Materials provided =>

*** Begin section ***

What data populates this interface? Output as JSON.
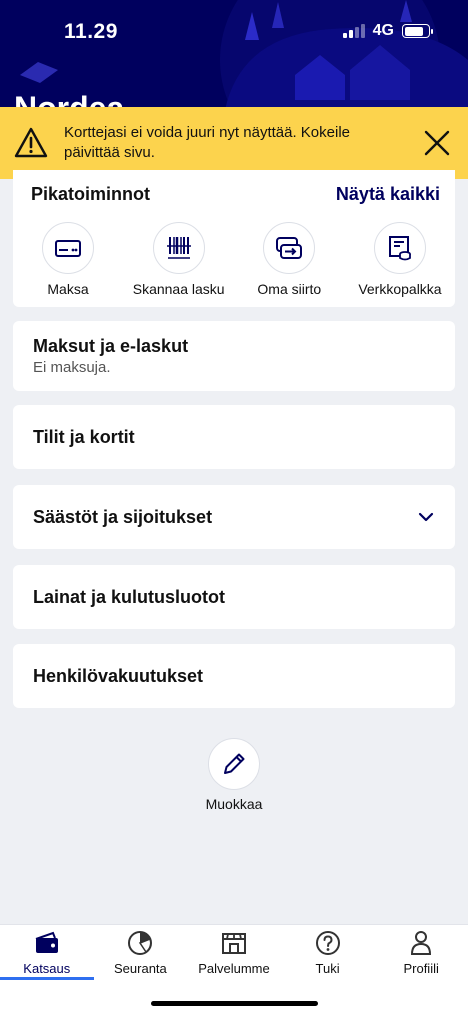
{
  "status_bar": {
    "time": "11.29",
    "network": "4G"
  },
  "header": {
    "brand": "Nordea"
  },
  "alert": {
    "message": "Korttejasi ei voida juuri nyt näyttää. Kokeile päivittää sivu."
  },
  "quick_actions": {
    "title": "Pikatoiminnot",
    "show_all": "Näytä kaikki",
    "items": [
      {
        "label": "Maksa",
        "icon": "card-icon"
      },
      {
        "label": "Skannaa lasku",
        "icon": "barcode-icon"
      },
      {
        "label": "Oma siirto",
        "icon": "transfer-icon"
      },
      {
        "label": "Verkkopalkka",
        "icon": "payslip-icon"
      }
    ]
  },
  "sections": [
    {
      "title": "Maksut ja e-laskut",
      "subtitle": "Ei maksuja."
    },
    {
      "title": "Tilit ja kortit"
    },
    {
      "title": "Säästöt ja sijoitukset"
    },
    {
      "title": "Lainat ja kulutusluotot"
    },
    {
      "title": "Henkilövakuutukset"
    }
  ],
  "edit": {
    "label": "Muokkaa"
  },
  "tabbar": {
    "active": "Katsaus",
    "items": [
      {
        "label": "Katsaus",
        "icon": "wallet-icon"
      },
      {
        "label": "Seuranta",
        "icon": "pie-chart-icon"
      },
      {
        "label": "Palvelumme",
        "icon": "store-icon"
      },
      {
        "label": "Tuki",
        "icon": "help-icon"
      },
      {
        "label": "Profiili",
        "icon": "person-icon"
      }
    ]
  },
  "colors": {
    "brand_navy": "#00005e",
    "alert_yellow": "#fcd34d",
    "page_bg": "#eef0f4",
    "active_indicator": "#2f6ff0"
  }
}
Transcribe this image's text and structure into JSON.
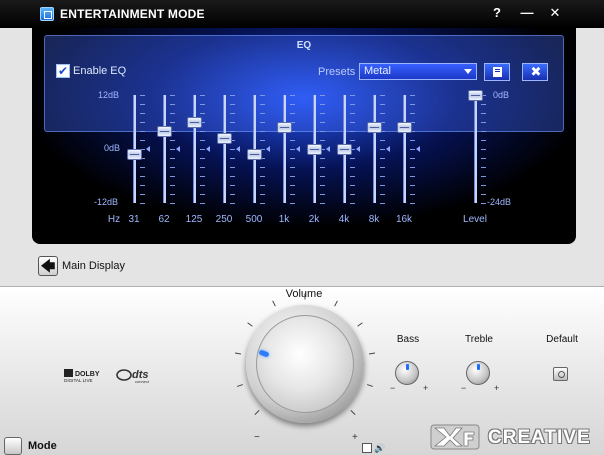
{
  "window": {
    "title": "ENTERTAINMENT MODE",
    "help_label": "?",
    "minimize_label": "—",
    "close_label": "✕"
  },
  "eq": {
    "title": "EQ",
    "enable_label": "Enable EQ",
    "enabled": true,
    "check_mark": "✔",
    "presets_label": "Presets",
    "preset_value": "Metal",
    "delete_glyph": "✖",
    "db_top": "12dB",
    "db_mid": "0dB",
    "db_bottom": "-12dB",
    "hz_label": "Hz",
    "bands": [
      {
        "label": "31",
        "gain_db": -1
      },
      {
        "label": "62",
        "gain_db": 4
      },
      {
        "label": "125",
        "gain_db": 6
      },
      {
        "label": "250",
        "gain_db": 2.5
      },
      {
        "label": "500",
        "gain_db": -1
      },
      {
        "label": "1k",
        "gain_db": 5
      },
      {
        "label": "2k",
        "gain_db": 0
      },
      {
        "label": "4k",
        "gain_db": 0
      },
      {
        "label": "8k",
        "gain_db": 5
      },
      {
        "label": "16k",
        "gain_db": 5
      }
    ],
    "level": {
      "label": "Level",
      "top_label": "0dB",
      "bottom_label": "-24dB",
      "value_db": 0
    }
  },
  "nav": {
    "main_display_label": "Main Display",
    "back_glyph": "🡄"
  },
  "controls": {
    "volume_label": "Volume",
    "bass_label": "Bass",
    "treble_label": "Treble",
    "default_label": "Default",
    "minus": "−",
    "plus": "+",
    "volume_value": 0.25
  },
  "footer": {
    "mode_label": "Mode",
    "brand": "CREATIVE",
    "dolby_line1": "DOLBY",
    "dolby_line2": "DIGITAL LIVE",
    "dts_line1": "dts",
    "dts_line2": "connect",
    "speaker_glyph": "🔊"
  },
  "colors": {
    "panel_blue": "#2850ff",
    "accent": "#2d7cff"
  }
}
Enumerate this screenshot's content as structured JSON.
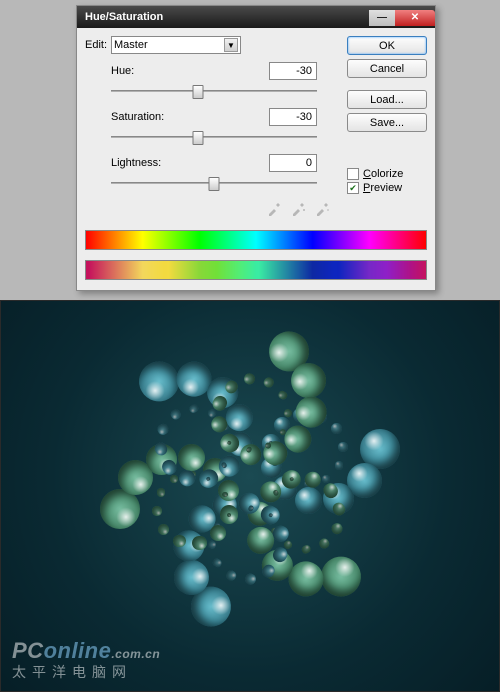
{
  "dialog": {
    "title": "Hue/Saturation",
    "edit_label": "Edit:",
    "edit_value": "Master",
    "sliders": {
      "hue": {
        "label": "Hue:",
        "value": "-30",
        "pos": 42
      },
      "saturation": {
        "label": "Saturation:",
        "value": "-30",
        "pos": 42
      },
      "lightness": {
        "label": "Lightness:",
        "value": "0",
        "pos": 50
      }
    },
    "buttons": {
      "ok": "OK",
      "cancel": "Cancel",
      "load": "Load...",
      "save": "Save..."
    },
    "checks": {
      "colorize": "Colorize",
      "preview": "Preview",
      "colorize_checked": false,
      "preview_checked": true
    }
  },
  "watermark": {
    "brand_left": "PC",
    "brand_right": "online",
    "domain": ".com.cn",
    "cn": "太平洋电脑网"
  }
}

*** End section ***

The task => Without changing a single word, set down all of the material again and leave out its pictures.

Task solution =>
What data populates this interface? Output as JSON.
{
  "status_bar": {
    "time": "11.29",
    "network": "4G"
  },
  "header": {
    "brand": "Nordea"
  },
  "alert": {
    "message": "Korttejasi ei voida juuri nyt näyttää. Kokeile päivittää sivu."
  },
  "quick_actions": {
    "title": "Pikatoiminnot",
    "show_all": "Näytä kaikki",
    "items": [
      {
        "label": "Maksa",
        "icon": "card-icon"
      },
      {
        "label": "Skannaa lasku",
        "icon": "barcode-icon"
      },
      {
        "label": "Oma siirto",
        "icon": "transfer-icon"
      },
      {
        "label": "Verkkopalkka",
        "icon": "payslip-icon"
      }
    ]
  },
  "sections": [
    {
      "title": "Maksut ja e-laskut",
      "subtitle": "Ei maksuja."
    },
    {
      "title": "Tilit ja kortit"
    },
    {
      "title": "Säästöt ja sijoitukset"
    },
    {
      "title": "Lainat ja kulutusluotot"
    },
    {
      "title": "Henkilövakuutukset"
    }
  ],
  "edit": {
    "label": "Muokkaa"
  },
  "tabbar": {
    "active": "Katsaus",
    "items": [
      {
        "label": "Katsaus",
        "icon": "wallet-icon"
      },
      {
        "label": "Seuranta",
        "icon": "pie-chart-icon"
      },
      {
        "label": "Palvelumme",
        "icon": "store-icon"
      },
      {
        "label": "Tuki",
        "icon": "help-icon"
      },
      {
        "label": "Profiili",
        "icon": "person-icon"
      }
    ]
  },
  "colors": {
    "brand_navy": "#00005e",
    "alert_yellow": "#fcd34d",
    "page_bg": "#eef0f4",
    "active_indicator": "#2f6ff0"
  }
}
Transcribe this image's text and structure into JSON.
{
  "window": {
    "title": "ENTERTAINMENT MODE",
    "help_label": "?",
    "minimize_label": "—",
    "close_label": "✕"
  },
  "eq": {
    "title": "EQ",
    "enable_label": "Enable EQ",
    "enabled": true,
    "check_mark": "✔",
    "presets_label": "Presets",
    "preset_value": "Metal",
    "delete_glyph": "✖",
    "db_top": "12dB",
    "db_mid": "0dB",
    "db_bottom": "-12dB",
    "hz_label": "Hz",
    "bands": [
      {
        "label": "31",
        "gain_db": -1
      },
      {
        "label": "62",
        "gain_db": 4
      },
      {
        "label": "125",
        "gain_db": 6
      },
      {
        "label": "250",
        "gain_db": 2.5
      },
      {
        "label": "500",
        "gain_db": -1
      },
      {
        "label": "1k",
        "gain_db": 5
      },
      {
        "label": "2k",
        "gain_db": 0
      },
      {
        "label": "4k",
        "gain_db": 0
      },
      {
        "label": "8k",
        "gain_db": 5
      },
      {
        "label": "16k",
        "gain_db": 5
      }
    ],
    "level": {
      "label": "Level",
      "top_label": "0dB",
      "bottom_label": "-24dB",
      "value_db": 0
    }
  },
  "nav": {
    "main_display_label": "Main Display",
    "back_glyph": "🡄"
  },
  "controls": {
    "volume_label": "Volume",
    "bass_label": "Bass",
    "treble_label": "Treble",
    "default_label": "Default",
    "minus": "−",
    "plus": "+",
    "volume_value": 0.25
  },
  "footer": {
    "mode_label": "Mode",
    "brand": "CREATIVE",
    "dolby_line1": "DOLBY",
    "dolby_line2": "DIGITAL LIVE",
    "dts_line1": "dts",
    "dts_line2": "connect",
    "speaker_glyph": "🔊"
  },
  "colors": {
    "panel_blue": "#2850ff",
    "accent": "#2d7cff"
  }
}
Enumerate this screenshot's content as structured JSON.
{
  "dialog": {
    "title": "Hue/Saturation",
    "edit_label": "Edit:",
    "edit_value": "Master",
    "sliders": {
      "hue": {
        "label": "Hue:",
        "value": "-30",
        "pos": 42
      },
      "saturation": {
        "label": "Saturation:",
        "value": "-30",
        "pos": 42
      },
      "lightness": {
        "label": "Lightness:",
        "value": "0",
        "pos": 50
      }
    },
    "buttons": {
      "ok": "OK",
      "cancel": "Cancel",
      "load": "Load...",
      "save": "Save..."
    },
    "checks": {
      "colorize": "Colorize",
      "preview": "Preview",
      "colorize_checked": false,
      "preview_checked": true
    }
  },
  "watermark": {
    "brand_left": "PC",
    "brand_right": "online",
    "domain": ".com.cn",
    "cn": "太平洋电脑网"
  }
}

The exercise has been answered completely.